- [YOUR TASK]:
Give the entries again exactly as they appear, but without the images.

################

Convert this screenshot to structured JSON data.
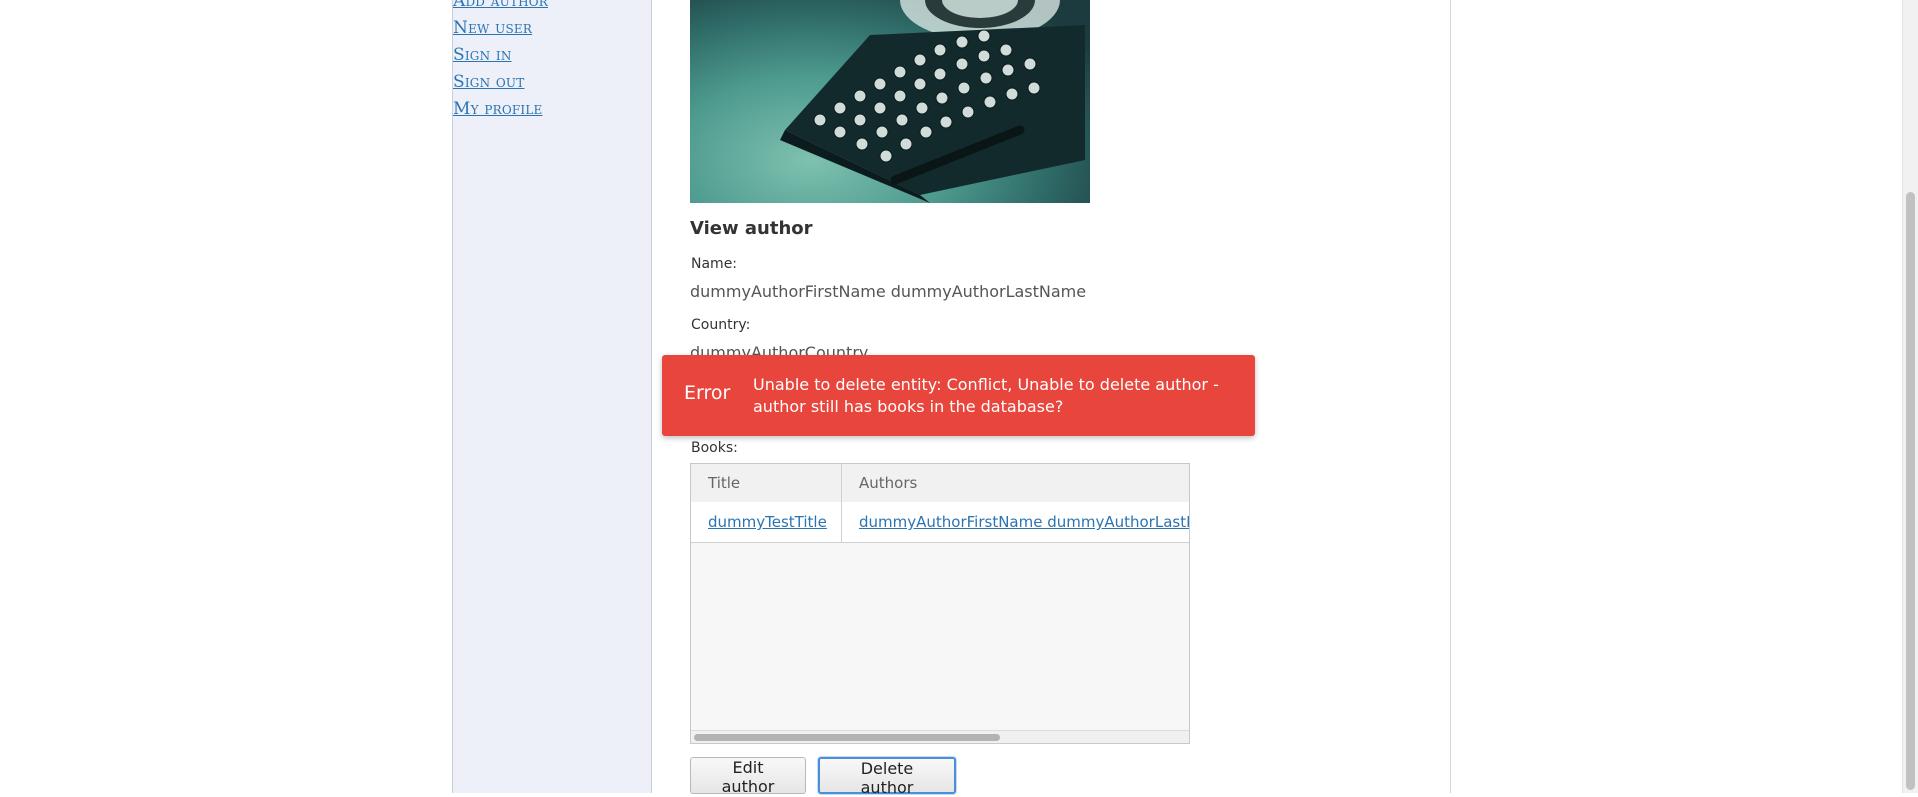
{
  "sidebar": {
    "items": [
      {
        "label": "Add author"
      },
      {
        "label": "New user"
      },
      {
        "label": "Sign in"
      },
      {
        "label": "Sign out"
      },
      {
        "label": "My profile"
      }
    ]
  },
  "view": {
    "title": "View author",
    "name_label": "Name:",
    "name_value": "dummyAuthorFirstName dummyAuthorLastName",
    "country_label": "Country:",
    "country_value": "dummyAuthorCountry",
    "books_label": "Books:"
  },
  "toast": {
    "title": "Error",
    "message": "Unable to delete entity: Conflict, Unable to delete author - author still has books in the database?",
    "color": "#e8453c"
  },
  "books_table": {
    "columns": [
      "Title",
      "Authors"
    ],
    "rows": [
      [
        "dummyTestTitle",
        "dummyAuthorFirstName dummyAuthorLastName"
      ]
    ]
  },
  "actions": {
    "edit_label": "Edit author",
    "delete_label": "Delete author"
  },
  "colors": {
    "link": "#2a74b3",
    "sidebar_bg": "#edf0f8",
    "focus": "#4a90d9"
  }
}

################

- [EXERCISE SOLUTION]:
Convert this screenshot to structured JSON data.
{
  "sidebar": {
    "items": [
      {
        "label": "Add author"
      },
      {
        "label": "New user"
      },
      {
        "label": "Sign in"
      },
      {
        "label": "Sign out"
      },
      {
        "label": "My profile"
      }
    ]
  },
  "view": {
    "title": "View author",
    "name_label": "Name:",
    "name_value": "dummyAuthorFirstName dummyAuthorLastName",
    "country_label": "Country:",
    "country_value": "dummyAuthorCountry",
    "books_label": "Books:"
  },
  "toast": {
    "title": "Error",
    "message": "Unable to delete entity: Conflict, Unable to delete author - author still has books in the database?",
    "color": "#e8453c"
  },
  "books_table": {
    "columns": [
      "Title",
      "Authors"
    ],
    "rows": [
      [
        "dummyTestTitle",
        "dummyAuthorFirstName dummyAuthorLastName"
      ]
    ]
  },
  "actions": {
    "edit_label": "Edit author",
    "delete_label": "Delete author"
  },
  "colors": {
    "link": "#2a74b3",
    "sidebar_bg": "#edf0f8",
    "focus": "#4a90d9"
  }
}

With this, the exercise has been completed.